One of Fisher’s therapists urged him to find his blood relatives. After a post-Navy stint as a corrections officer at a California federal prison, Fisher landed his security-guard gig in 1992 and decided it was time to face his past. A search of state records led him to phone Annette Elkins Brewer, his father’s sister in Cleveland. “I could tell by his voice that he was scared,” says his aunt, who with other family members sent him an airline ticket to visit for Thanksgiving.
The reunion “was my dream,” says Fisher. Though he tracked down his mother in a Cleveland housing project, he rarely sees or speaks to her. “I don’t have any ill feelings toward her,” he says of Eva, who has been in and out of prison and has put four other children into foster care, but “we have nothing in common.”
While Fisher was being feted and fed by dozens of aunts, uncles and cousins, back in California his boss was telling Sony executives about the young employee’s quest to find his family. Several producers at the studio were interested in turning his life into a movie, but most of them balked when Fisher, who had begun taking a screen-writing class, asked to write the movie himself. Black, who also produced 2001’s A Knight’s Tale, was the only one who agreed to give Fisher the job. “He wrote with such clarity and command of character,” says Black. “I knew the rest would get there.” Washington, who had been looking for a project to direct, began working with Fisher on the film in 1996. “I promised Antwone I would take good care of him,” says Washington. “I said, ‘I know you’ve been through a lot and I promise I won’t screw you up.’ ”
Far from it. On some days Fisher is so overjoyed by his good fortune that he feels like pinching himself.

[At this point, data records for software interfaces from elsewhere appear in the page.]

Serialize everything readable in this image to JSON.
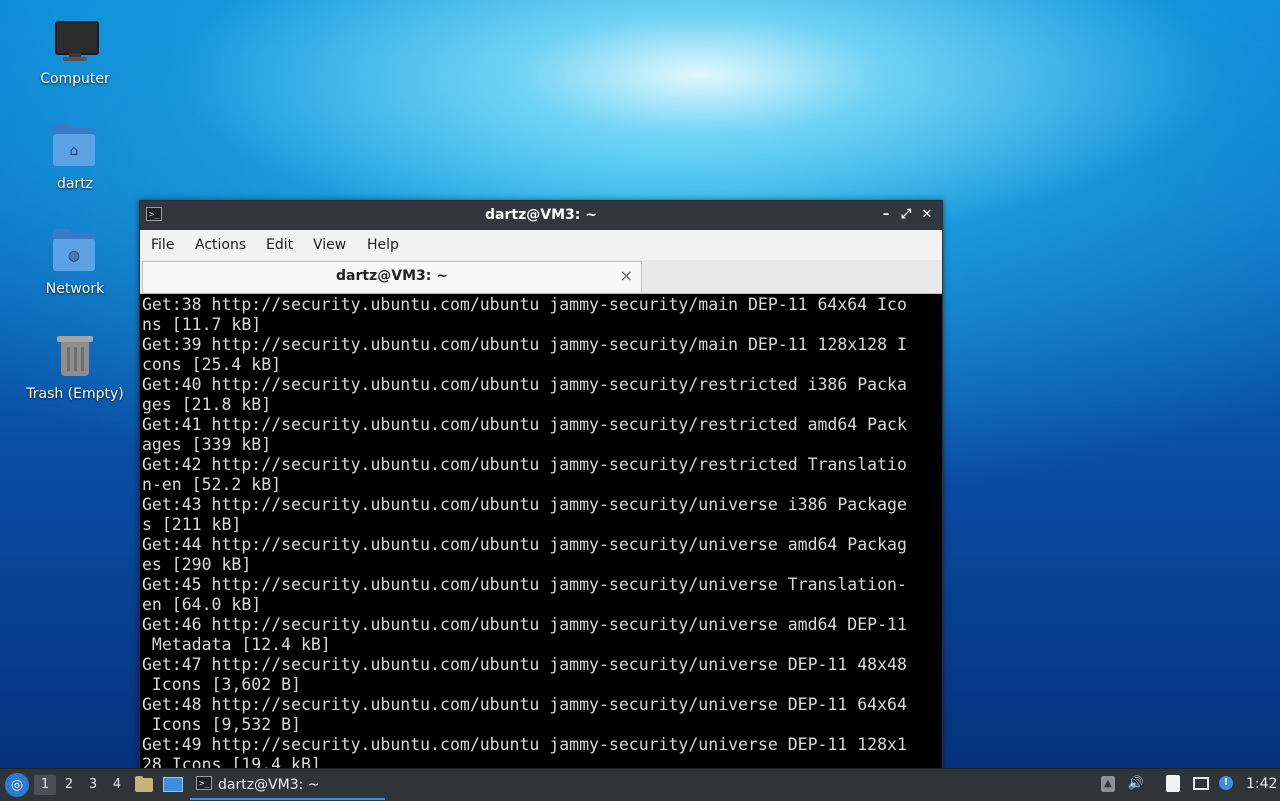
{
  "desktop": {
    "icons": [
      {
        "label": "Computer",
        "icon": "computer-icon"
      },
      {
        "label": "dartz",
        "icon": "home-folder-icon"
      },
      {
        "label": "Network",
        "icon": "network-folder-icon"
      },
      {
        "label": "Trash (Empty)",
        "icon": "trash-icon"
      }
    ]
  },
  "window": {
    "title": "dartz@VM3: ~",
    "buttons": {
      "minimize": "–",
      "maximize": "⤢",
      "close": "✕"
    },
    "menu": [
      "File",
      "Actions",
      "Edit",
      "View",
      "Help"
    ],
    "tab": {
      "label": "dartz@VM3: ~",
      "close": "×"
    },
    "terminal_lines": [
      "Get:38 http://security.ubuntu.com/ubuntu jammy-security/main DEP-11 64x64 Ico",
      "ns [11.7 kB]",
      "Get:39 http://security.ubuntu.com/ubuntu jammy-security/main DEP-11 128x128 I",
      "cons [25.4 kB]",
      "Get:40 http://security.ubuntu.com/ubuntu jammy-security/restricted i386 Packa",
      "ges [21.8 kB]",
      "Get:41 http://security.ubuntu.com/ubuntu jammy-security/restricted amd64 Pack",
      "ages [339 kB]",
      "Get:42 http://security.ubuntu.com/ubuntu jammy-security/restricted Translatio",
      "n-en [52.2 kB]",
      "Get:43 http://security.ubuntu.com/ubuntu jammy-security/universe i386 Package",
      "s [211 kB]",
      "Get:44 http://security.ubuntu.com/ubuntu jammy-security/universe amd64 Packag",
      "es [290 kB]",
      "Get:45 http://security.ubuntu.com/ubuntu jammy-security/universe Translation-",
      "en [64.0 kB]",
      "Get:46 http://security.ubuntu.com/ubuntu jammy-security/universe amd64 DEP-11",
      " Metadata [12.4 kB]",
      "Get:47 http://security.ubuntu.com/ubuntu jammy-security/universe DEP-11 48x48",
      " Icons [3,602 B]",
      "Get:48 http://security.ubuntu.com/ubuntu jammy-security/universe DEP-11 64x64",
      " Icons [9,532 B]",
      "Get:49 http://security.ubuntu.com/ubuntu jammy-security/universe DEP-11 128x1",
      "28 Icons [19.4 kB]"
    ]
  },
  "taskbar": {
    "workspaces": [
      "1",
      "2",
      "3",
      "4"
    ],
    "active_workspace": "1",
    "task_label": "dartz@VM3: ~",
    "clock": "1:42",
    "tray_icons": [
      "upload-icon",
      "volume-icon",
      "clipboard-icon",
      "network-icon",
      "update-notifier-icon"
    ]
  }
}
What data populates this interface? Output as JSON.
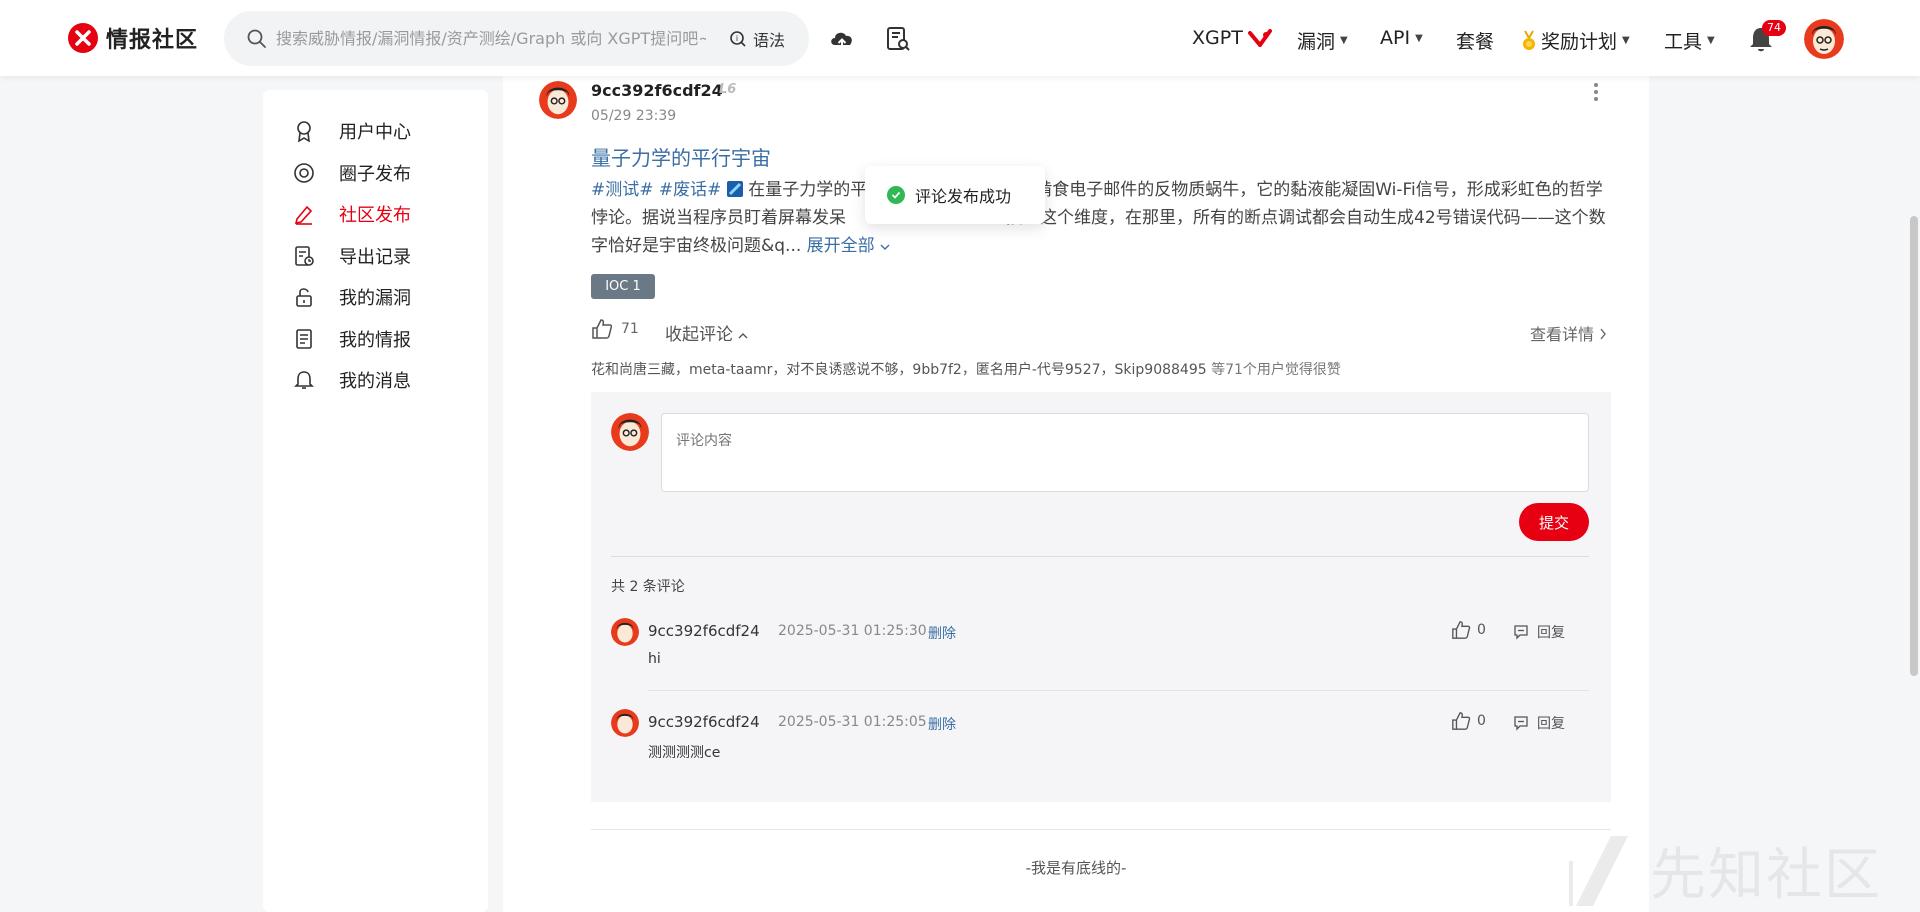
{
  "header": {
    "logo_text": "情报社区",
    "search_placeholder": "搜索威胁情报/漏洞情报/资产测绘/Graph 或向 XGPT提问吧~",
    "syntax_label": "语法",
    "nav": [
      "XGPT",
      "漏洞",
      "API",
      "套餐",
      "奖励计划",
      "工具"
    ],
    "notification_count": "74"
  },
  "sidebar": {
    "items": [
      {
        "label": "用户中心",
        "icon": "badge-icon"
      },
      {
        "label": "圈子发布",
        "icon": "target-icon"
      },
      {
        "label": "社区发布",
        "icon": "edit-icon"
      },
      {
        "label": "导出记录",
        "icon": "export-record-icon"
      },
      {
        "label": "我的漏洞",
        "icon": "unlock-icon"
      },
      {
        "label": "我的情报",
        "icon": "document-icon"
      },
      {
        "label": "我的消息",
        "icon": "bell-icon"
      }
    ],
    "active_index": 2
  },
  "post": {
    "author": "9cc392f6cdf24",
    "level": "L6",
    "time": "05/29 23:39",
    "title": "量子力学的平行宇宙",
    "tags": [
      "#测试#",
      "#废话#"
    ],
    "body_part1": "在量子力学的平",
    "body_part2": "啃食电子邮件的反物质蜗牛，它的黏液能凝固Wi-Fi信号，形成彩虹色的哲学悖论。据说当程序员盯着屏幕发呆",
    "body_part3": "接入这个维度，在那里，所有的断点调试都会自动生成42号错误代码——这个数字恰好是宇宙终极问题&q...",
    "expand_label": "展开全部",
    "ioc_label": "IOC 1",
    "like_count": "71",
    "collapse_label": "收起评论",
    "details_label": "查看详情",
    "likers": "花和尚唐三藏，meta-taamr，对不良诱惑说不够，9bb7f2，匿名用户-代号9527，Skip9088495",
    "likers_tail": "等71个用户觉得很赞"
  },
  "comment_box": {
    "placeholder": "评论内容",
    "submit_label": "提交",
    "count_label": "共 2 条评论",
    "comments": [
      {
        "author": "9cc392f6cdf24",
        "time": "2025-05-31 01:25:30",
        "delete": "删除",
        "text": "hi",
        "likes": "0",
        "reply": "回复"
      },
      {
        "author": "9cc392f6cdf24",
        "time": "2025-05-31 01:25:05",
        "delete": "删除",
        "text": "测测测测ce",
        "likes": "0",
        "reply": "回复"
      }
    ]
  },
  "footer": {
    "end_text": "-我是有底线的-"
  },
  "toast": {
    "message": "评论发布成功"
  },
  "watermark": {
    "text": "先知社区"
  },
  "colors": {
    "brand": "#e60012",
    "link": "#3a6ea5",
    "success": "#31b855"
  }
}
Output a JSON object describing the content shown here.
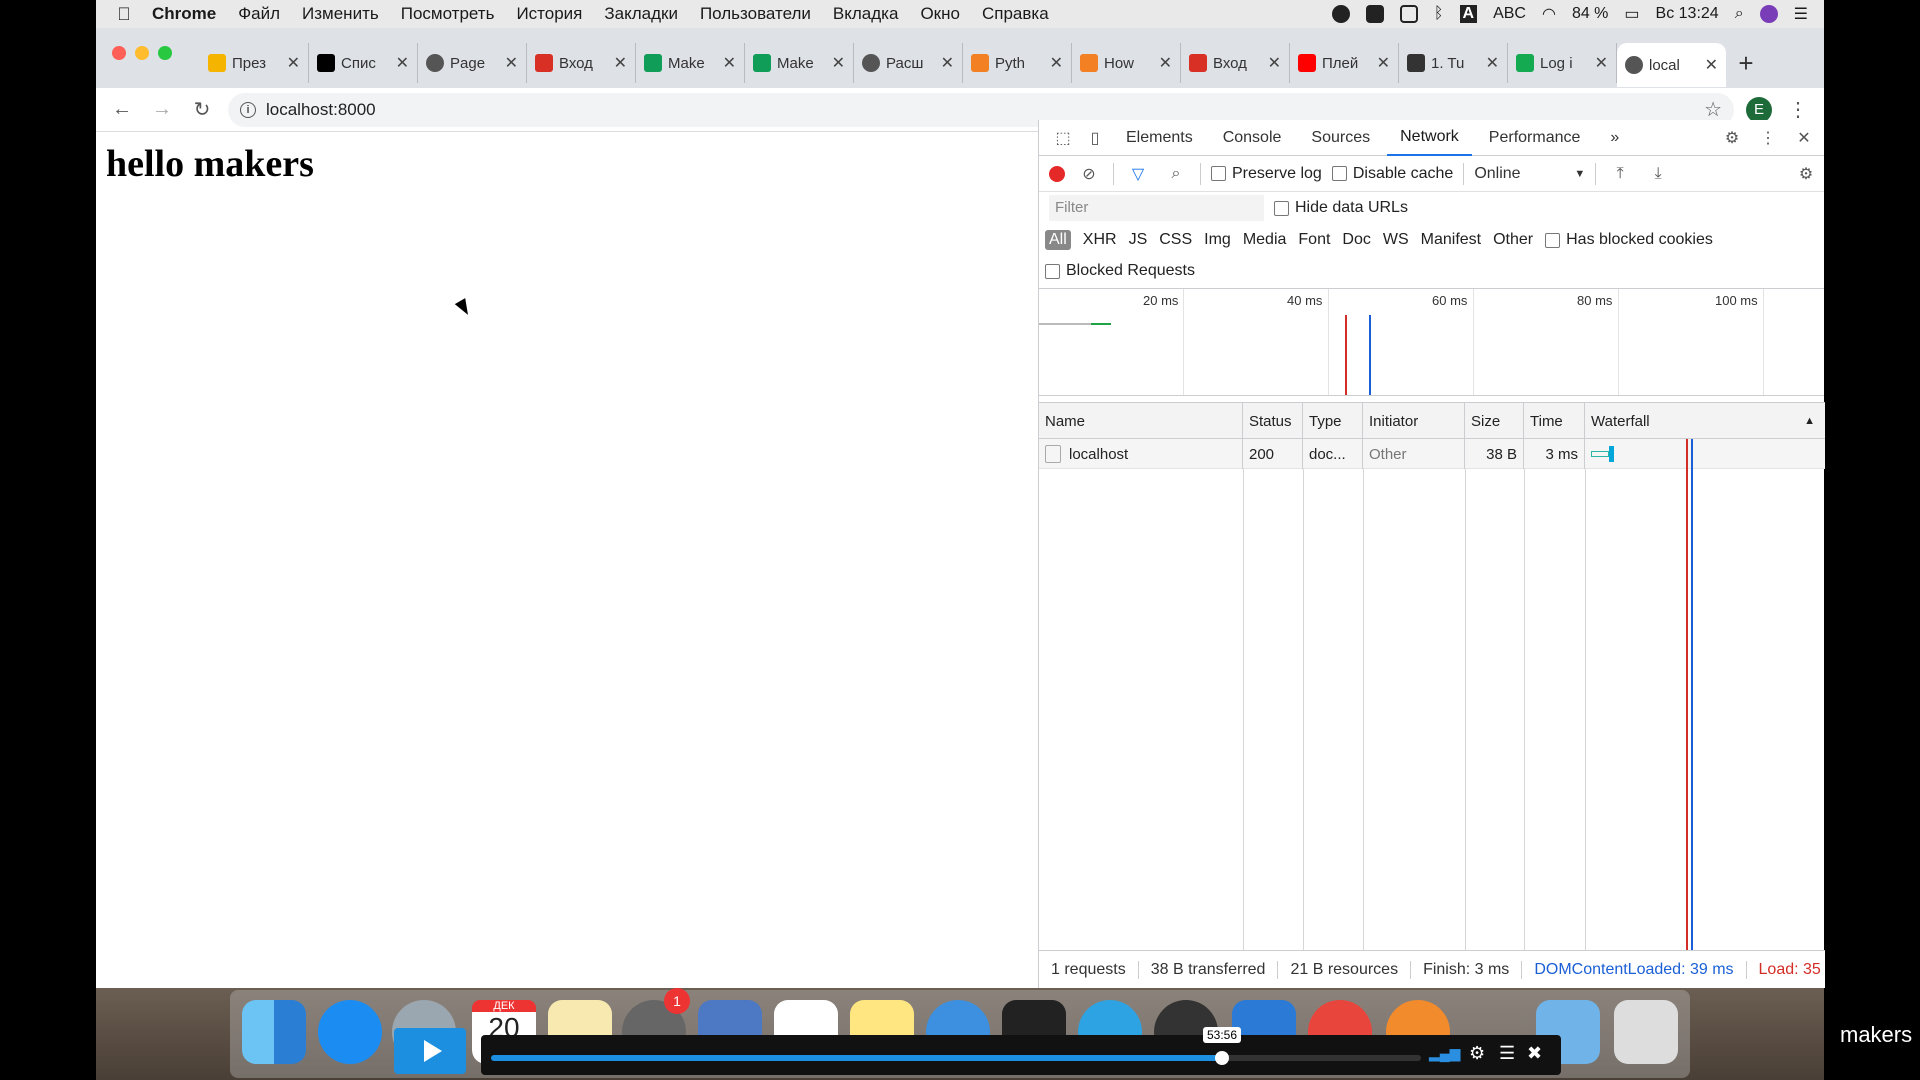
{
  "menubar": {
    "app": "Chrome",
    "items": [
      "Файл",
      "Изменить",
      "Посмотреть",
      "История",
      "Закладки",
      "Пользователи",
      "Вкладка",
      "Окно",
      "Справка"
    ],
    "status": {
      "lang": "ABC",
      "battery": "84 %",
      "clock": "Вс 13:24"
    }
  },
  "tabs": [
    {
      "title": "През",
      "icon": "slides-icon",
      "color": "#f4b400"
    },
    {
      "title": "Спис",
      "icon": "wikipedia-icon",
      "color": "#000"
    },
    {
      "title": "Page",
      "icon": "globe-icon",
      "color": "#555"
    },
    {
      "title": "Вход",
      "icon": "gmail-icon",
      "color": "#d93025"
    },
    {
      "title": "Make",
      "icon": "sheets-icon",
      "color": "#0f9d58"
    },
    {
      "title": "Make",
      "icon": "sheets-icon",
      "color": "#0f9d58"
    },
    {
      "title": "Расш",
      "icon": "globe-icon",
      "color": "#555"
    },
    {
      "title": "Pyth",
      "icon": "stackoverflow-icon",
      "color": "#f48024"
    },
    {
      "title": "How",
      "icon": "stackoverflow-icon",
      "color": "#f48024"
    },
    {
      "title": "Вход",
      "icon": "gmail-icon",
      "color": "#d93025"
    },
    {
      "title": "Плей",
      "icon": "youtube-icon",
      "color": "#ff0000"
    },
    {
      "title": "1. Tu",
      "icon": "book-icon",
      "color": "#333"
    },
    {
      "title": "Log i",
      "icon": "mongodb-icon",
      "color": "#13aa52"
    },
    {
      "title": "local",
      "icon": "globe-icon",
      "color": "#555",
      "active": true
    }
  ],
  "omnibox": {
    "url": "localhost:8000"
  },
  "profile": {
    "initial": "E"
  },
  "page": {
    "heading": "hello makers"
  },
  "devtools": {
    "tabs": [
      "Elements",
      "Console",
      "Sources",
      "Network",
      "Performance"
    ],
    "active_tab": "Network",
    "more": "»",
    "toolbar": {
      "preserve_log": "Preserve log",
      "disable_cache": "Disable cache",
      "throttle": "Online"
    },
    "filter": {
      "placeholder": "Filter",
      "hide_data_urls": "Hide data URLs"
    },
    "types": [
      "All",
      "XHR",
      "JS",
      "CSS",
      "Img",
      "Media",
      "Font",
      "Doc",
      "WS",
      "Manifest",
      "Other"
    ],
    "has_blocked_cookies": "Has blocked cookies",
    "blocked_requests": "Blocked Requests",
    "timeline_ticks": [
      "20 ms",
      "40 ms",
      "60 ms",
      "80 ms",
      "100 ms"
    ],
    "columns": [
      "Name",
      "Status",
      "Type",
      "Initiator",
      "Size",
      "Time",
      "Waterfall"
    ],
    "rows": [
      {
        "name": "localhost",
        "status": "200",
        "type": "doc...",
        "initiator": "Other",
        "size": "38 B",
        "time": "3 ms"
      }
    ],
    "status": {
      "requests": "1 requests",
      "transferred": "38 B transferred",
      "resources": "21 B resources",
      "finish": "Finish: 3 ms",
      "dcl": "DOMContentLoaded: 39 ms",
      "load": "Load: 35"
    },
    "colors": {
      "dcl": "#1a5fd6",
      "load": "#d32d27"
    }
  },
  "dock": {
    "player_time": "53:56",
    "badge": "1",
    "calendar_month": "ДЕК",
    "calendar_day": "20"
  },
  "watermark": "makers"
}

But even that, he says laughing, is taken care of for him: “My kids wake me up every morning by pinching me.”
Karen Brailsford and Amy Longsdorf in Los Angeles and David Searls in Cleveland